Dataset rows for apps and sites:

╭──

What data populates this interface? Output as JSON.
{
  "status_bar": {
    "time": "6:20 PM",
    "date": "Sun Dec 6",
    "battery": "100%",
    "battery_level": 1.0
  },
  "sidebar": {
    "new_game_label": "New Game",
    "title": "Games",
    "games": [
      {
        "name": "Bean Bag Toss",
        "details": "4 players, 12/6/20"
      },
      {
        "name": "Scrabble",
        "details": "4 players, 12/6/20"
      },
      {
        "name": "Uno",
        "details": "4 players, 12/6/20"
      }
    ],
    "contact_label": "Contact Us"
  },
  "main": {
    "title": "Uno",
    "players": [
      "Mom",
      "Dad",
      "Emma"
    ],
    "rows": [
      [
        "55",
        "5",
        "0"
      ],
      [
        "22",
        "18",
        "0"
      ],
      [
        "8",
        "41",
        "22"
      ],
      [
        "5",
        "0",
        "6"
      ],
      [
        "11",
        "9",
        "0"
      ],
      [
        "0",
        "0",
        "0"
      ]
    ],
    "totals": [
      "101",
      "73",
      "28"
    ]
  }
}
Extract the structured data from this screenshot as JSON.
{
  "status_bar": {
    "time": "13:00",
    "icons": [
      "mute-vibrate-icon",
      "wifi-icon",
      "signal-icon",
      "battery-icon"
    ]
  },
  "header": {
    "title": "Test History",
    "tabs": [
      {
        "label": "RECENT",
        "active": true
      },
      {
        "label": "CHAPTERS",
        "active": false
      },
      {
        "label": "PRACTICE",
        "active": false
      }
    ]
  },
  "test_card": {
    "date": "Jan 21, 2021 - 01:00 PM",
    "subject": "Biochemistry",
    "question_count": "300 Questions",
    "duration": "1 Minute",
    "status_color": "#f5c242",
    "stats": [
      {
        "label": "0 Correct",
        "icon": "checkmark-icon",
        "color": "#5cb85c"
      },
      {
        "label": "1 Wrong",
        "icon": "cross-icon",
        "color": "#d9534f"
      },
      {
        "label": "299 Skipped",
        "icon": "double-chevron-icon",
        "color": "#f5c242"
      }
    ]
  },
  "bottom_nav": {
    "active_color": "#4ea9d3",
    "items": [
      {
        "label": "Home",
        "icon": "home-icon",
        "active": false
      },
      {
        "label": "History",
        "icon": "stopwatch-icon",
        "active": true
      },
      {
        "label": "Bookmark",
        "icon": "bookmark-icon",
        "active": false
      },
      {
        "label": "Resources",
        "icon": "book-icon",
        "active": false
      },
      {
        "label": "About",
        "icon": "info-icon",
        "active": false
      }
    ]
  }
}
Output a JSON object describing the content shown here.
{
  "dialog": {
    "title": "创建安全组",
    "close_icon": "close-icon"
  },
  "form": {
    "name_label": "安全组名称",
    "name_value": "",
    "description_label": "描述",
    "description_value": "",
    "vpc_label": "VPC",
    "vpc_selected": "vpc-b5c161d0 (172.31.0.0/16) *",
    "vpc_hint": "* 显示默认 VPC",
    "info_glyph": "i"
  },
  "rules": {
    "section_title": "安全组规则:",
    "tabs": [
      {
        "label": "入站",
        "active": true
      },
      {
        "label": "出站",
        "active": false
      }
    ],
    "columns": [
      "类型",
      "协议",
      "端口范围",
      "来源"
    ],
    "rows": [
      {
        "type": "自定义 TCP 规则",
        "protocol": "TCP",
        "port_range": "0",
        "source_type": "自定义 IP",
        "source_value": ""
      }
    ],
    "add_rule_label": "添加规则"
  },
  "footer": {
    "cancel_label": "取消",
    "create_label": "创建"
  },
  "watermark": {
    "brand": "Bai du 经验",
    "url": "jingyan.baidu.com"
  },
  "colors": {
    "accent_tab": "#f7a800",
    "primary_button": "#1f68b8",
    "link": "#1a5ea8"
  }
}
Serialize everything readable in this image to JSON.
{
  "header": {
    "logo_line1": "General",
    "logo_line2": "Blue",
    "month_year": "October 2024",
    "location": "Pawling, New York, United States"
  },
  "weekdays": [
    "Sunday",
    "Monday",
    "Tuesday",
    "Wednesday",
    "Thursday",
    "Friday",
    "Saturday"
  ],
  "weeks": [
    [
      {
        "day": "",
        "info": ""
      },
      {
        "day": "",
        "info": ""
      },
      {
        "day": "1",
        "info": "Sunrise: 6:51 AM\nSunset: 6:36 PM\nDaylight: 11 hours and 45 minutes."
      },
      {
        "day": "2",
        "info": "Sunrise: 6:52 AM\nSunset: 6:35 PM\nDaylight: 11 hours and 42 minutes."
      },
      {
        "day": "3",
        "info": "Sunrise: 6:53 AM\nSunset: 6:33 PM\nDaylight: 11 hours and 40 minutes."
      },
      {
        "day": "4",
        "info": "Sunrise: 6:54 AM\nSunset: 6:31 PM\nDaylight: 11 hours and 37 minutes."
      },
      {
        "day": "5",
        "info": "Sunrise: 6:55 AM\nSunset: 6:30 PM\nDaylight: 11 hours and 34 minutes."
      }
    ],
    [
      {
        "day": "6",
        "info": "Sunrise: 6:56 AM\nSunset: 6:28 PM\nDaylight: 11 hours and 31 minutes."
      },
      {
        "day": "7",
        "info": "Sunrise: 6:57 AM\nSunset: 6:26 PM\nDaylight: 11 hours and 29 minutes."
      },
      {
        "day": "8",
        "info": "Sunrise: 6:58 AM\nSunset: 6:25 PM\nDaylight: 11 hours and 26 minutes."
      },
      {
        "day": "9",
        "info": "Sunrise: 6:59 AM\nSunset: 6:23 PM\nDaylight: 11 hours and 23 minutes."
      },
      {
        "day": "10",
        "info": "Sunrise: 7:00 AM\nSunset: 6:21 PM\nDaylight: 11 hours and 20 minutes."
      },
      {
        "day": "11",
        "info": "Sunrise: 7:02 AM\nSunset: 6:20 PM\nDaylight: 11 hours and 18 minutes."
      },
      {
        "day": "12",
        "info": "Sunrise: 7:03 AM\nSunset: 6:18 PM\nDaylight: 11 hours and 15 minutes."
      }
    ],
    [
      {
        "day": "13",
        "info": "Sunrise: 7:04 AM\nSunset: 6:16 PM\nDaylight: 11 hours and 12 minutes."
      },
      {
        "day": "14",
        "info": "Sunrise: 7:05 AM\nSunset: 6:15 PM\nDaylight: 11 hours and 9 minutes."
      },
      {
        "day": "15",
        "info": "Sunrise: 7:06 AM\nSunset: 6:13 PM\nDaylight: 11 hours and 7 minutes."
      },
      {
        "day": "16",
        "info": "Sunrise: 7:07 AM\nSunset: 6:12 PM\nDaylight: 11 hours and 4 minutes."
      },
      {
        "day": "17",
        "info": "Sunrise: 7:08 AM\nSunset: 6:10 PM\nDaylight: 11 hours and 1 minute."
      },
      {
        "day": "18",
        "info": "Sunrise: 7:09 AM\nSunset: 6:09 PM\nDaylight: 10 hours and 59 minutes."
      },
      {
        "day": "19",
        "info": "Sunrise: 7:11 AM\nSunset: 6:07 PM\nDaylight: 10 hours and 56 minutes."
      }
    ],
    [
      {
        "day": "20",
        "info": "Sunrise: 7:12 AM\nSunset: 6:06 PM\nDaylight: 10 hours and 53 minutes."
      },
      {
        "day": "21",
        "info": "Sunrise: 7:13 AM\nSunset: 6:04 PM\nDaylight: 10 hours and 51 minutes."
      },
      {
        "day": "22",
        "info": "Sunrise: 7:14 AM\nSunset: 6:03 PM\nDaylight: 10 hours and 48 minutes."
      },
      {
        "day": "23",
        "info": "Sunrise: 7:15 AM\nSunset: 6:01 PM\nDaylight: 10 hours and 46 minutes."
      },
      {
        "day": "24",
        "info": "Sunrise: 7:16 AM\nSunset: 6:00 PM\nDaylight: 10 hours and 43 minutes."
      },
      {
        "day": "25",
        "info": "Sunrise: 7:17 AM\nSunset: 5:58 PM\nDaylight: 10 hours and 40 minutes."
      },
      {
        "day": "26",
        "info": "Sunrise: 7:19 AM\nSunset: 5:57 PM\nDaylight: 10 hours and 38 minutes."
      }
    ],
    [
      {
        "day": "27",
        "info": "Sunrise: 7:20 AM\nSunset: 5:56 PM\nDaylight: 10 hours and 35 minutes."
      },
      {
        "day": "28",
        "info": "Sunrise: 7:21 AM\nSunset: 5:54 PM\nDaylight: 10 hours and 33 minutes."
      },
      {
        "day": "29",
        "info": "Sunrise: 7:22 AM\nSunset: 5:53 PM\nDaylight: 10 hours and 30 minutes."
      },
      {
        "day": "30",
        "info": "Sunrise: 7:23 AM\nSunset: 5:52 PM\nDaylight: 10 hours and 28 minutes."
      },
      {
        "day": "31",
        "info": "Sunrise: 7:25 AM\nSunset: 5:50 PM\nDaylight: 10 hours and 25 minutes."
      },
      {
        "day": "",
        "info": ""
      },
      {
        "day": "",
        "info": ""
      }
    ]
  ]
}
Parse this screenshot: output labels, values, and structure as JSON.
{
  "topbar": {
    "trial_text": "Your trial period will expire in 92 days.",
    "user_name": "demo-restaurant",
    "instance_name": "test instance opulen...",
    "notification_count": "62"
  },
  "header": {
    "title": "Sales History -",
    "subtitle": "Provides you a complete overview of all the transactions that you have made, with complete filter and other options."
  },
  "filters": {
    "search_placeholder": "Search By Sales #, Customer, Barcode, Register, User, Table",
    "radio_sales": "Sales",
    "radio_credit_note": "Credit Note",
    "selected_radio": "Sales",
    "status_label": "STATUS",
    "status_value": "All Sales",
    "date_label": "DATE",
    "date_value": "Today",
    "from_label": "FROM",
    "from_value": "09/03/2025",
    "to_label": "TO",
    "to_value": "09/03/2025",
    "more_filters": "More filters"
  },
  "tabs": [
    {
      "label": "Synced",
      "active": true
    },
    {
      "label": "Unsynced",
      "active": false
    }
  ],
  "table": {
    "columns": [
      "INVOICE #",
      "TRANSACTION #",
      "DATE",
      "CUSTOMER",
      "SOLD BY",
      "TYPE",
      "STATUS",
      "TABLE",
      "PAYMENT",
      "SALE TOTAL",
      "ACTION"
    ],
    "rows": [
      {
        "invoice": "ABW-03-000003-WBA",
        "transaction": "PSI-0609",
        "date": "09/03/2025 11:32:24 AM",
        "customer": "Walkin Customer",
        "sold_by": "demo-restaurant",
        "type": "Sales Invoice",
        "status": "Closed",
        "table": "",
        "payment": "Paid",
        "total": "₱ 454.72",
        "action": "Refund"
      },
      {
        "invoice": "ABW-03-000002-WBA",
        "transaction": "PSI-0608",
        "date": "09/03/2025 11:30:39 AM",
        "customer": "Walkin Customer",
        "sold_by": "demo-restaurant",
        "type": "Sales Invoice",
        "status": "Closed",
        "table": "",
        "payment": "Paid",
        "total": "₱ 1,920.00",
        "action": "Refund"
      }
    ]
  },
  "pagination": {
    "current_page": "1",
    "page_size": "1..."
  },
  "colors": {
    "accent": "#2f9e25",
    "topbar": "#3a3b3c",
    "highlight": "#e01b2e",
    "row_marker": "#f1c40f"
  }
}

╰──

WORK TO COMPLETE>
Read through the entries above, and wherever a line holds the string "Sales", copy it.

RESPONSE AREA>
    "title": "Sales History -",
    "search_placeholder": "Search By Sales #, Customer, Barcode, Register, User, Table",
    "radio_sales": "Sales",
    "selected_radio": "Sales",
    "status_value": "All Sales",
        "type": "Sales Invoice",
        "type": "Sales Invoice",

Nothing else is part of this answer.